The Royal Barge of the Rulers of Thailand
If European monarchs ride in carriages, Asian monarchs mostly use boats and barges.
The Chao Phraya River is the main transport artery in the country. Boats and barges are the most popular and convenient forms of transportation, having been used by the commoners for quite a long time.
Ceremonial processions of wooden ships are an ancient tradition of the Siam Kingdom, present-day Thailand.
The most luxurious boats and barges belong to the royal family. Parades of royal barges streaming down the Chao Phraya River are held to this day. At king’s disposal are 52 barges, which are museum exhibits that are occasionally used as rafts on the water during the processions.
Built in: 1911
Weight: 2,5 tons

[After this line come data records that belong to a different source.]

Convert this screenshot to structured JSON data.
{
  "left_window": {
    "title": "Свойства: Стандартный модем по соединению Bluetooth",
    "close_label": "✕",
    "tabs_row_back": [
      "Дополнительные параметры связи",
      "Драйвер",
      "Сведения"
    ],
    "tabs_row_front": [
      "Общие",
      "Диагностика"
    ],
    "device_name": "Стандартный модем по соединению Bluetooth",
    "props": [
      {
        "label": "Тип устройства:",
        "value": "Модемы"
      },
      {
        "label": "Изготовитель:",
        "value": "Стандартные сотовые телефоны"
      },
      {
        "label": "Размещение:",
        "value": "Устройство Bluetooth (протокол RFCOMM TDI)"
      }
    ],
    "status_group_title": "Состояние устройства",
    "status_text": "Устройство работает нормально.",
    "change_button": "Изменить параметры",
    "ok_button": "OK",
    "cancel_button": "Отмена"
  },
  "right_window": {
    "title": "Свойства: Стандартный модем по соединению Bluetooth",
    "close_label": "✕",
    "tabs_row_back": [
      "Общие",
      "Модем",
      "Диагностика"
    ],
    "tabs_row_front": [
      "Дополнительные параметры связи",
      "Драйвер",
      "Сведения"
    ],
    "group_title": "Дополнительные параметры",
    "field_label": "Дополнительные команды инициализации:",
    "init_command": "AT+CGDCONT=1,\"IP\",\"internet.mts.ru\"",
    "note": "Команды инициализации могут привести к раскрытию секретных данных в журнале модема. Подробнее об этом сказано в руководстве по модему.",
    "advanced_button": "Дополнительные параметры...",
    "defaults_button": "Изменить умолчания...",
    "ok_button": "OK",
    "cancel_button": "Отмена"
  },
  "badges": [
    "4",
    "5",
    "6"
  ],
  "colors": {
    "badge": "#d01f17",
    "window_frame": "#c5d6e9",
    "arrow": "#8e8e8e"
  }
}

Length: 46 meters
The main and most beautiful barge of the Royal Thai flotilla is the "Golden Swan" barge (Suphannahongsa). This magnificent boat exemplifies the high quality of craftsmanship of wooden shipbuilding.
In the photo: the royal barge "Golden Swan" floats on the Chao Phraya River in Bangkok.

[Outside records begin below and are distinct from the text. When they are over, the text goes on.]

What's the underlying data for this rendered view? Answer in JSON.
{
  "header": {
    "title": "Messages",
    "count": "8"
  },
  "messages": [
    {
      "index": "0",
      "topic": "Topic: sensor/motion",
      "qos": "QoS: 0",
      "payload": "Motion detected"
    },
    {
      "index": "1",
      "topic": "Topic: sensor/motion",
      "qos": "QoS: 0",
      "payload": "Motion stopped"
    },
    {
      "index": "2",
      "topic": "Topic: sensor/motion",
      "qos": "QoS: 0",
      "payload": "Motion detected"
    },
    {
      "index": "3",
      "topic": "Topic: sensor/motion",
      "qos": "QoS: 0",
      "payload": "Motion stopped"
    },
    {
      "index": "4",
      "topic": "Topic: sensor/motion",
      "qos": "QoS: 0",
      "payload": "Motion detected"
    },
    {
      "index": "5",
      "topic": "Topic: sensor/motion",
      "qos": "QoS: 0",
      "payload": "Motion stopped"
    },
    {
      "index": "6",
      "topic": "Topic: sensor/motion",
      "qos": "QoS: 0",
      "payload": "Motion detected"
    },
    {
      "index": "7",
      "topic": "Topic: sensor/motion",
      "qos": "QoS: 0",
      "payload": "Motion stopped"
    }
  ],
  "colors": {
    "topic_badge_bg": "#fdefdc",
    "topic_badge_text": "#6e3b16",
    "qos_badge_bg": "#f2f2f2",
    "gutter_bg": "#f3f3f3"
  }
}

The "Golden Swan" is considered to be the world's largest barge made from a solid tree trunk: its carcass is made from a gigantic teak hardwood.
The old barge is richly decorated with leaf gold, covered with jewelery, exotic prints and murals, encrusted with precious stones, bright mosaics and enamel.

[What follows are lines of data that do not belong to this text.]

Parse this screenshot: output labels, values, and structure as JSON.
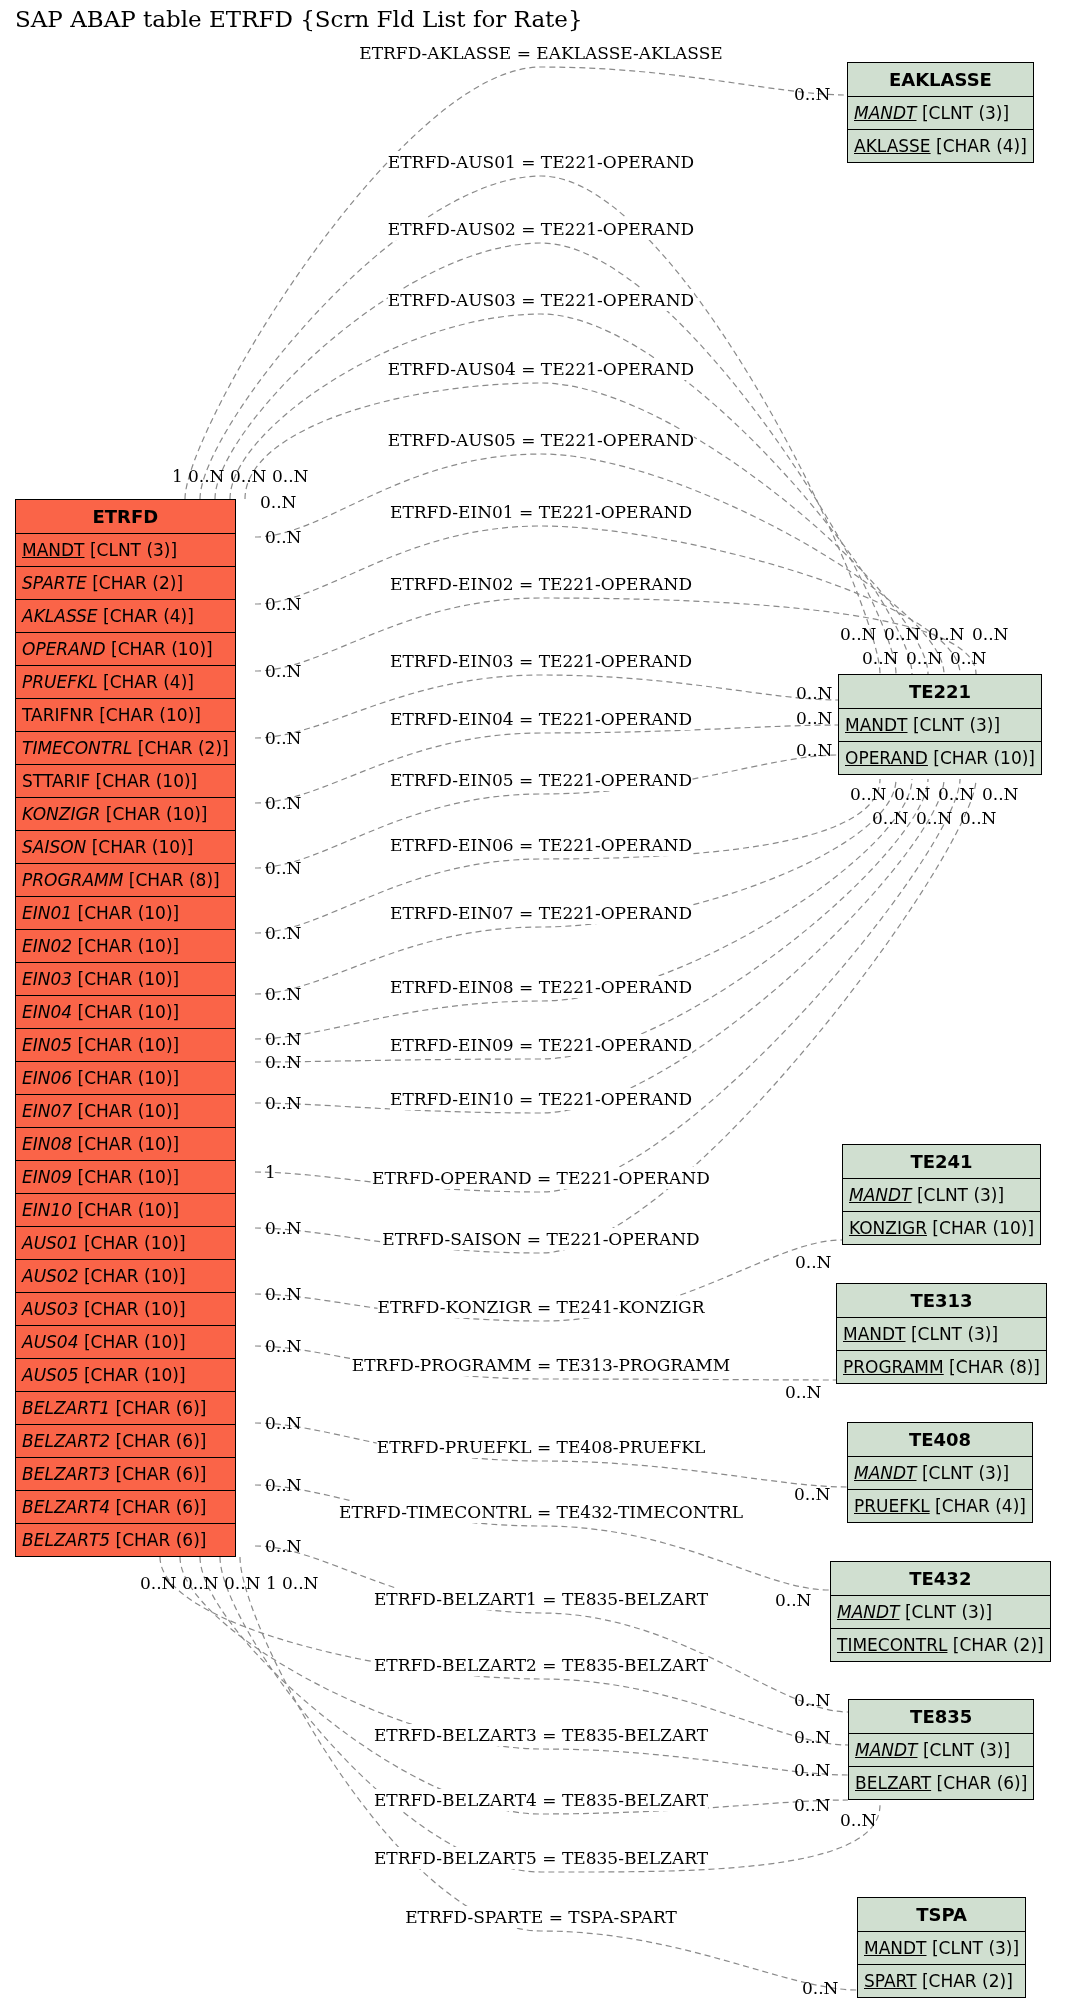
{
  "title": "SAP ABAP table ETRFD {Scrn Fld List for Rate}",
  "tables": [
    {
      "name": "ETRFD",
      "main": true,
      "fields": [
        {
          "name": "MANDT",
          "type": "[CLNT (3)]",
          "key": true,
          "foreign": false
        },
        {
          "name": "SPARTE",
          "type": "[CHAR (2)]",
          "key": false,
          "foreign": true
        },
        {
          "name": "AKLASSE",
          "type": "[CHAR (4)]",
          "key": false,
          "foreign": true
        },
        {
          "name": "OPERAND",
          "type": "[CHAR (10)]",
          "key": false,
          "foreign": true
        },
        {
          "name": "PRUEFKL",
          "type": "[CHAR (4)]",
          "key": false,
          "foreign": true
        },
        {
          "name": "TARIFNR",
          "type": "[CHAR (10)]",
          "key": false,
          "foreign": false
        },
        {
          "name": "TIMECONTRL",
          "type": "[CHAR (2)]",
          "key": false,
          "foreign": true
        },
        {
          "name": "STTARIF",
          "type": "[CHAR (10)]",
          "key": false,
          "foreign": false
        },
        {
          "name": "KONZIGR",
          "type": "[CHAR (10)]",
          "key": false,
          "foreign": true
        },
        {
          "name": "SAISON",
          "type": "[CHAR (10)]",
          "key": false,
          "foreign": true
        },
        {
          "name": "PROGRAMM",
          "type": "[CHAR (8)]",
          "key": false,
          "foreign": true
        },
        {
          "name": "EIN01",
          "type": "[CHAR (10)]",
          "key": false,
          "foreign": true
        },
        {
          "name": "EIN02",
          "type": "[CHAR (10)]",
          "key": false,
          "foreign": true
        },
        {
          "name": "EIN03",
          "type": "[CHAR (10)]",
          "key": false,
          "foreign": true
        },
        {
          "name": "EIN04",
          "type": "[CHAR (10)]",
          "key": false,
          "foreign": true
        },
        {
          "name": "EIN05",
          "type": "[CHAR (10)]",
          "key": false,
          "foreign": true
        },
        {
          "name": "EIN06",
          "type": "[CHAR (10)]",
          "key": false,
          "foreign": true
        },
        {
          "name": "EIN07",
          "type": "[CHAR (10)]",
          "key": false,
          "foreign": true
        },
        {
          "name": "EIN08",
          "type": "[CHAR (10)]",
          "key": false,
          "foreign": true
        },
        {
          "name": "EIN09",
          "type": "[CHAR (10)]",
          "key": false,
          "foreign": true
        },
        {
          "name": "EIN10",
          "type": "[CHAR (10)]",
          "key": false,
          "foreign": true
        },
        {
          "name": "AUS01",
          "type": "[CHAR (10)]",
          "key": false,
          "foreign": true
        },
        {
          "name": "AUS02",
          "type": "[CHAR (10)]",
          "key": false,
          "foreign": true
        },
        {
          "name": "AUS03",
          "type": "[CHAR (10)]",
          "key": false,
          "foreign": true
        },
        {
          "name": "AUS04",
          "type": "[CHAR (10)]",
          "key": false,
          "foreign": true
        },
        {
          "name": "AUS05",
          "type": "[CHAR (10)]",
          "key": false,
          "foreign": true
        },
        {
          "name": "BELZART1",
          "type": "[CHAR (6)]",
          "key": false,
          "foreign": true
        },
        {
          "name": "BELZART2",
          "type": "[CHAR (6)]",
          "key": false,
          "foreign": true
        },
        {
          "name": "BELZART3",
          "type": "[CHAR (6)]",
          "key": false,
          "foreign": true
        },
        {
          "name": "BELZART4",
          "type": "[CHAR (6)]",
          "key": false,
          "foreign": true
        },
        {
          "name": "BELZART5",
          "type": "[CHAR (6)]",
          "key": false,
          "foreign": true
        }
      ]
    },
    {
      "name": "EAKLASSE",
      "main": false,
      "fields": [
        {
          "name": "MANDT",
          "type": "[CLNT (3)]",
          "key": true,
          "foreign": true
        },
        {
          "name": "AKLASSE",
          "type": "[CHAR (4)]",
          "key": true,
          "foreign": false
        }
      ]
    },
    {
      "name": "TE221",
      "main": false,
      "fields": [
        {
          "name": "MANDT",
          "type": "[CLNT (3)]",
          "key": true,
          "foreign": false
        },
        {
          "name": "OPERAND",
          "type": "[CHAR (10)]",
          "key": true,
          "foreign": false
        }
      ]
    },
    {
      "name": "TE241",
      "main": false,
      "fields": [
        {
          "name": "MANDT",
          "type": "[CLNT (3)]",
          "key": true,
          "foreign": true
        },
        {
          "name": "KONZIGR",
          "type": "[CHAR (10)]",
          "key": true,
          "foreign": false
        }
      ]
    },
    {
      "name": "TE313",
      "main": false,
      "fields": [
        {
          "name": "MANDT",
          "type": "[CLNT (3)]",
          "key": true,
          "foreign": false
        },
        {
          "name": "PROGRAMM",
          "type": "[CHAR (8)]",
          "key": true,
          "foreign": false
        }
      ]
    },
    {
      "name": "TE408",
      "main": false,
      "fields": [
        {
          "name": "MANDT",
          "type": "[CLNT (3)]",
          "key": true,
          "foreign": true
        },
        {
          "name": "PRUEFKL",
          "type": "[CHAR (4)]",
          "key": true,
          "foreign": false
        }
      ]
    },
    {
      "name": "TE432",
      "main": false,
      "fields": [
        {
          "name": "MANDT",
          "type": "[CLNT (3)]",
          "key": true,
          "foreign": true
        },
        {
          "name": "TIMECONTRL",
          "type": "[CHAR (2)]",
          "key": true,
          "foreign": false
        }
      ]
    },
    {
      "name": "TE835",
      "main": false,
      "fields": [
        {
          "name": "MANDT",
          "type": "[CLNT (3)]",
          "key": true,
          "foreign": true
        },
        {
          "name": "BELZART",
          "type": "[CHAR (6)]",
          "key": true,
          "foreign": false
        }
      ]
    },
    {
      "name": "TSPA",
      "main": false,
      "fields": [
        {
          "name": "MANDT",
          "type": "[CLNT (3)]",
          "key": true,
          "foreign": false
        },
        {
          "name": "SPART",
          "type": "[CHAR (2)]",
          "key": true,
          "foreign": false
        }
      ]
    }
  ],
  "relations": [
    {
      "label": "ETRFD-AKLASSE = EAKLASSE-AKLASSE",
      "from_card": "1",
      "to_card": "0..N"
    },
    {
      "label": "ETRFD-AUS01 = TE221-OPERAND",
      "from_card": "0..N",
      "to_card": "0..N"
    },
    {
      "label": "ETRFD-AUS02 = TE221-OPERAND",
      "from_card": "0..N",
      "to_card": "0..N"
    },
    {
      "label": "ETRFD-AUS03 = TE221-OPERAND",
      "from_card": "0..N",
      "to_card": "0..N"
    },
    {
      "label": "ETRFD-AUS04 = TE221-OPERAND",
      "from_card": "0..N",
      "to_card": "0..N"
    },
    {
      "label": "ETRFD-AUS05 = TE221-OPERAND",
      "from_card": "0..N",
      "to_card": "0..N"
    },
    {
      "label": "ETRFD-EIN01 = TE221-OPERAND",
      "from_card": "0..N",
      "to_card": "0..N"
    },
    {
      "label": "ETRFD-EIN02 = TE221-OPERAND",
      "from_card": "0..N",
      "to_card": "0..N"
    },
    {
      "label": "ETRFD-EIN03 = TE221-OPERAND",
      "from_card": "0..N",
      "to_card": "0..N"
    },
    {
      "label": "ETRFD-EIN04 = TE221-OPERAND",
      "from_card": "0..N",
      "to_card": "0..N"
    },
    {
      "label": "ETRFD-EIN05 = TE221-OPERAND",
      "from_card": "0..N",
      "to_card": "0..N"
    },
    {
      "label": "ETRFD-EIN06 = TE221-OPERAND",
      "from_card": "0..N",
      "to_card": "0..N"
    },
    {
      "label": "ETRFD-EIN07 = TE221-OPERAND",
      "from_card": "0..N",
      "to_card": "0..N"
    },
    {
      "label": "ETRFD-EIN08 = TE221-OPERAND",
      "from_card": "0..N",
      "to_card": "0..N"
    },
    {
      "label": "ETRFD-EIN09 = TE221-OPERAND",
      "from_card": "0..N",
      "to_card": "0..N"
    },
    {
      "label": "ETRFD-EIN10 = TE221-OPERAND",
      "from_card": "0..N",
      "to_card": "0..N"
    },
    {
      "label": "ETRFD-OPERAND = TE221-OPERAND",
      "from_card": "1",
      "to_card": "0..N"
    },
    {
      "label": "ETRFD-SAISON = TE221-OPERAND",
      "from_card": "0..N",
      "to_card": "0..N"
    },
    {
      "label": "ETRFD-KONZIGR = TE241-KONZIGR",
      "from_card": "0..N",
      "to_card": "0..N"
    },
    {
      "label": "ETRFD-PROGRAMM = TE313-PROGRAMM",
      "from_card": "0..N",
      "to_card": "0..N"
    },
    {
      "label": "ETRFD-PRUEFKL = TE408-PRUEFKL",
      "from_card": "0..N",
      "to_card": "0..N"
    },
    {
      "label": "ETRFD-TIMECONTRL = TE432-TIMECONTRL",
      "from_card": "0..N",
      "to_card": "0..N"
    },
    {
      "label": "ETRFD-BELZART1 = TE835-BELZART",
      "from_card": "0..N",
      "to_card": "0..N"
    },
    {
      "label": "ETRFD-BELZART2 = TE835-BELZART",
      "from_card": "0..N",
      "to_card": "0..N"
    },
    {
      "label": "ETRFD-BELZART3 = TE835-BELZART",
      "from_card": "0..N",
      "to_card": "0..N"
    },
    {
      "label": "ETRFD-BELZART4 = TE835-BELZART",
      "from_card": "0..N",
      "to_card": "0..N"
    },
    {
      "label": "ETRFD-BELZART5 = TE835-BELZART",
      "from_card": "1",
      "to_card": "0..N"
    },
    {
      "label": "ETRFD-SPARTE = TSPA-SPART",
      "from_card": "0..N",
      "to_card": "0..N"
    }
  ]
}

In the photo: the bow of the ship is decorated with is the golden head of the mythical Swan of Hong, the character of the ancient legends and myths of Thailand.
The crew of the royal boat consists of a captain, four officers, two carriers, 50 rowers, and a drummer, "the guardian of the rhythm," who sets the pace.
The "Golden Swan" barge is used only for the royal processions during the annual Kathina ceremony: the offering of donations (new robes for the monks) all over Thai’s Buddhist temples.
Read the series of articles about precious golden coaches:
Gold is a precious metal used by people to protect their personal savings. It is a reliable and long-term asset that helps protecting capital from depreciation.